What the task requires — Pick each line containing the word "JSON" out of the data below.

Data about app and page elements:
......

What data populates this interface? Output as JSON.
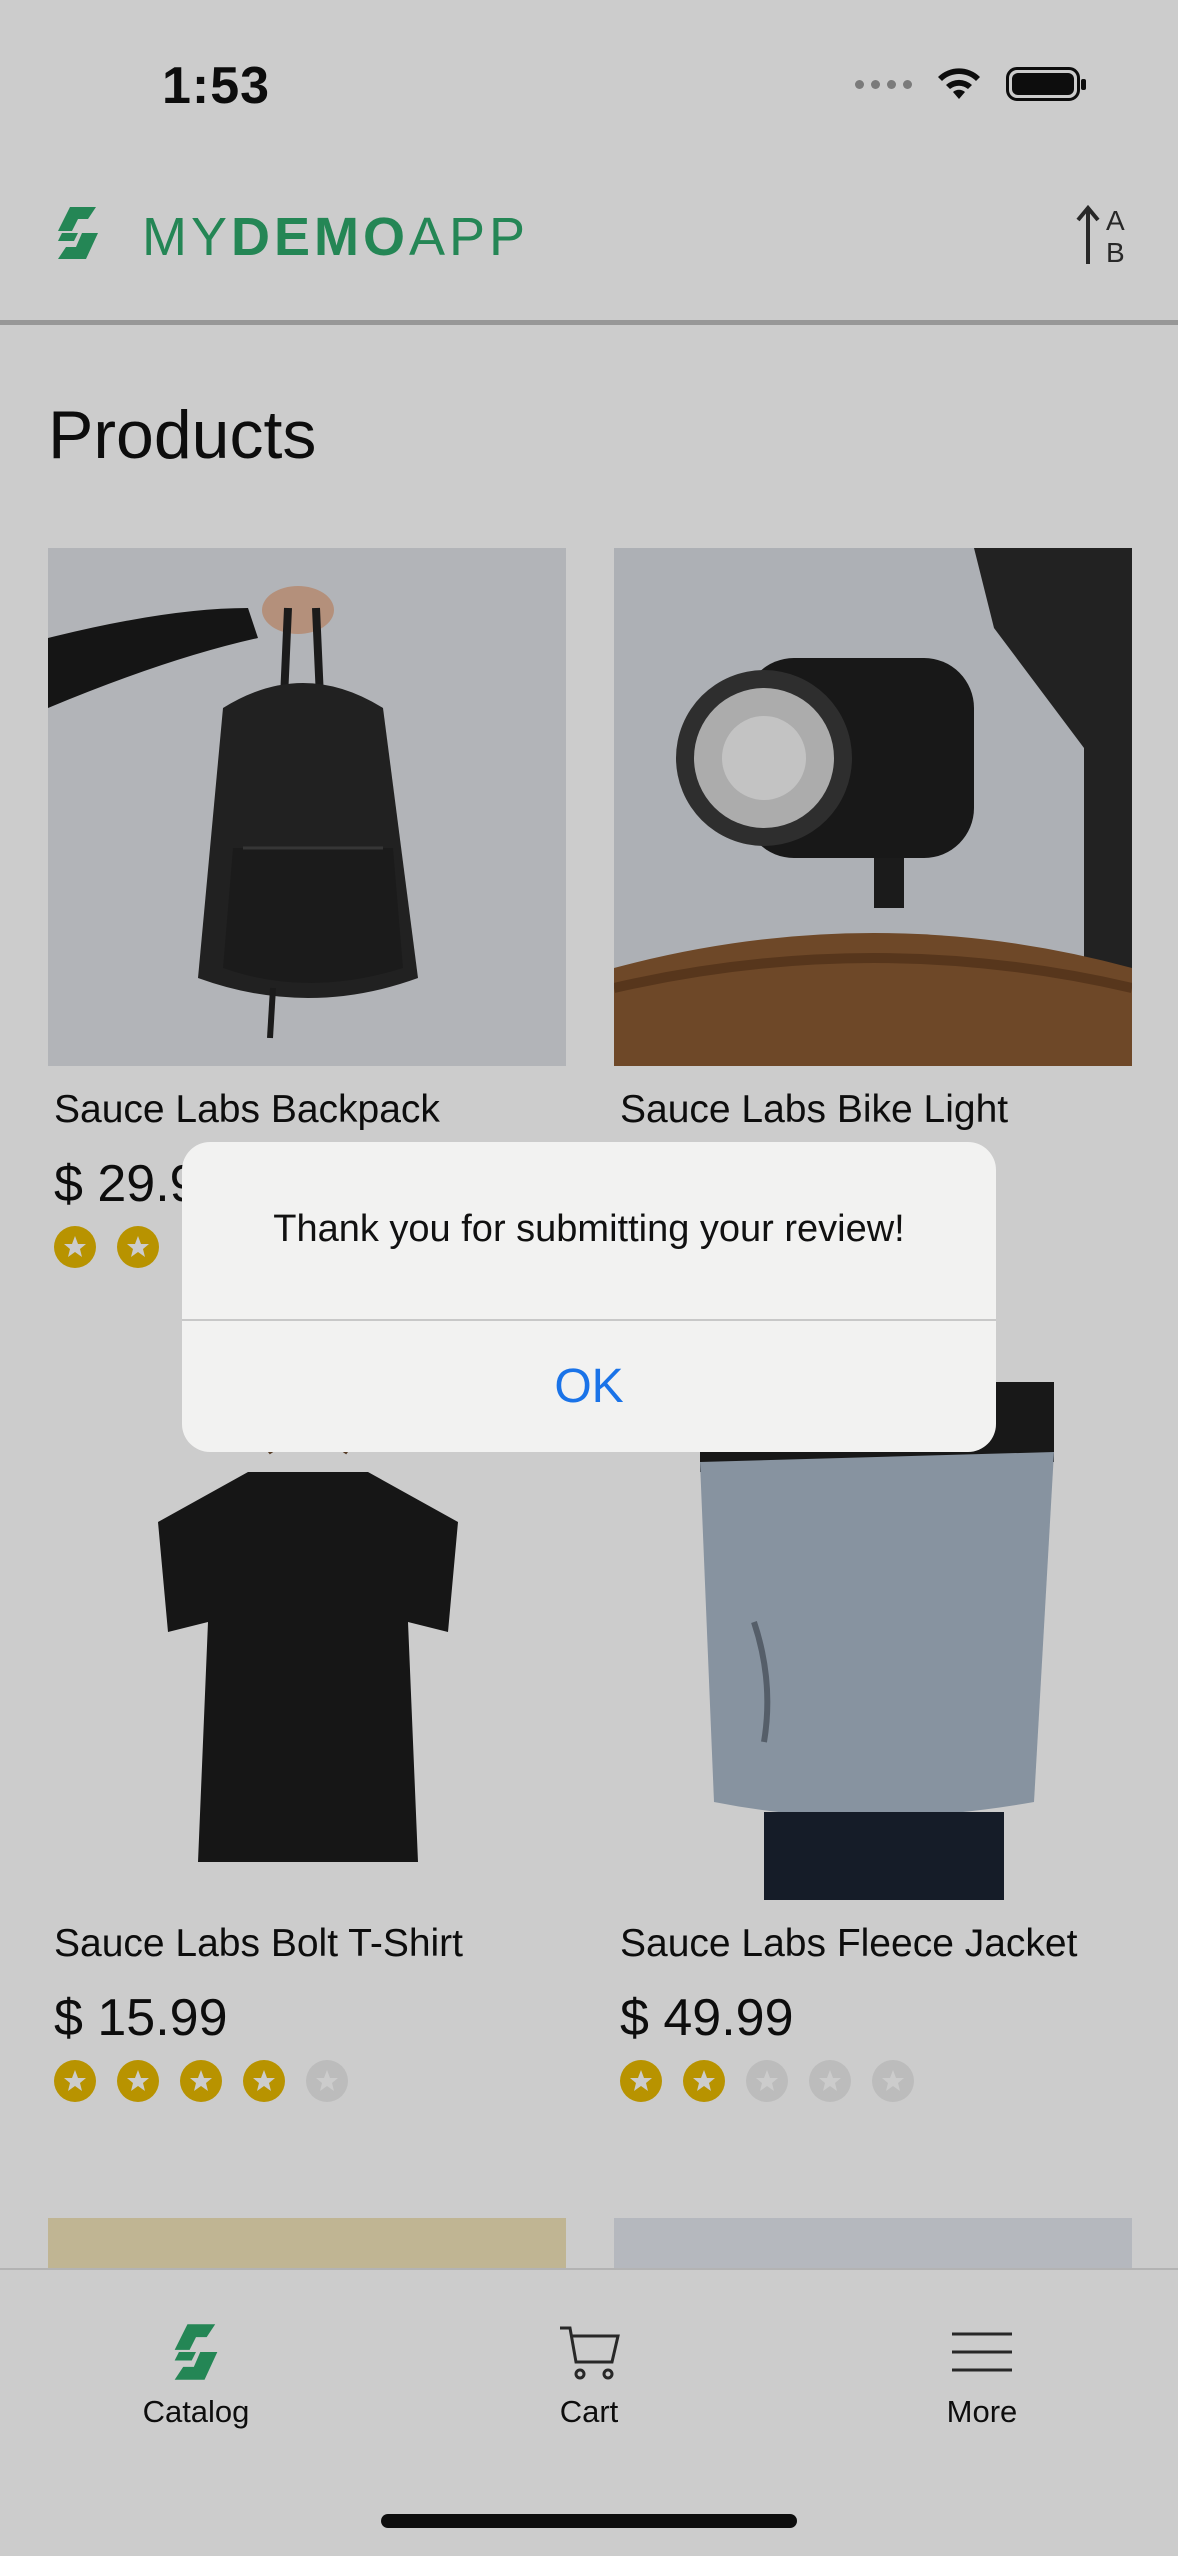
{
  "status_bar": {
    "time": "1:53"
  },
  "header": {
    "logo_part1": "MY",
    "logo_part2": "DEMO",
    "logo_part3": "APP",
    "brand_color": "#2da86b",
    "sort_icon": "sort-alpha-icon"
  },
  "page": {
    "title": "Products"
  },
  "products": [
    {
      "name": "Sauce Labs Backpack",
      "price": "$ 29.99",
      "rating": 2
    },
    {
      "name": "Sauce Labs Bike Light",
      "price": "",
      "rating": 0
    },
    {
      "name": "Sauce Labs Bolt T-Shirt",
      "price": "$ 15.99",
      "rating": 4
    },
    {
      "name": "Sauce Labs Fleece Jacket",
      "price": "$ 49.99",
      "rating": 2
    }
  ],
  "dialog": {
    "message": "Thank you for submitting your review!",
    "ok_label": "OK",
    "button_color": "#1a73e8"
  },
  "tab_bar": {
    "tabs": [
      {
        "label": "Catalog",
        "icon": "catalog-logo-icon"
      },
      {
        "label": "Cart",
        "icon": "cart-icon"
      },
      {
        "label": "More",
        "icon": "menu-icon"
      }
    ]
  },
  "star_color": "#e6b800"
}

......

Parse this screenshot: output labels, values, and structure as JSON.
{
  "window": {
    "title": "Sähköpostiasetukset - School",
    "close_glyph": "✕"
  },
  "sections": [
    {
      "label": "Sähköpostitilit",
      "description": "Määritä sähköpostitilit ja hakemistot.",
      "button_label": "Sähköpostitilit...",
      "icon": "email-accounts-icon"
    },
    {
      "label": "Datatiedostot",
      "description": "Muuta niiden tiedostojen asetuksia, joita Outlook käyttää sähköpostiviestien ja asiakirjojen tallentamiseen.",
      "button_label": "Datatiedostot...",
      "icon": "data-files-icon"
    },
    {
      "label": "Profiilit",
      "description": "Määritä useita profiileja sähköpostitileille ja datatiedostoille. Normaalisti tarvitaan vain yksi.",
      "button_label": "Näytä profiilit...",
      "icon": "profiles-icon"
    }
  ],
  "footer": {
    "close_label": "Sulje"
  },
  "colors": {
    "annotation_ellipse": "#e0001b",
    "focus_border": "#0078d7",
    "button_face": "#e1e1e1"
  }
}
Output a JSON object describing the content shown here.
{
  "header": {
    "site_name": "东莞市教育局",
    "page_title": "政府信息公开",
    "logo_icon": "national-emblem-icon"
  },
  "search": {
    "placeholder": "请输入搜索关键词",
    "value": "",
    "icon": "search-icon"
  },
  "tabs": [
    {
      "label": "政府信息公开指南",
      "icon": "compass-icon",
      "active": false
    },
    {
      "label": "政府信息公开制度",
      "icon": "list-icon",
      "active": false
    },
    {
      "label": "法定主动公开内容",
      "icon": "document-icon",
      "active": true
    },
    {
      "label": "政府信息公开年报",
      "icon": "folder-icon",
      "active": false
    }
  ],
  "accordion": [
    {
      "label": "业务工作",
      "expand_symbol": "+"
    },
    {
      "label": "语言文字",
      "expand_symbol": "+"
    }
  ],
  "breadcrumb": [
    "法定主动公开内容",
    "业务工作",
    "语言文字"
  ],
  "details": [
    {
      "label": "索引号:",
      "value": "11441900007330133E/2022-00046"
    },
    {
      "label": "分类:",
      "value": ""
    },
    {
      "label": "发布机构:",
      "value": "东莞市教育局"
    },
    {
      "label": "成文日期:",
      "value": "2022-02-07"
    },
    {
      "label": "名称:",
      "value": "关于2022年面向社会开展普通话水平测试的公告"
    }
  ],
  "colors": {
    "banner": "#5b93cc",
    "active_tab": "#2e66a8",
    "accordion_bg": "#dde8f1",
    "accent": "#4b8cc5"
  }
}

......

Exercise output —
What data populates this interface? Output as JSON.
Parse this screenshot: output labels, values, and structure as JSON.
Output a JSON object describing the content shown here.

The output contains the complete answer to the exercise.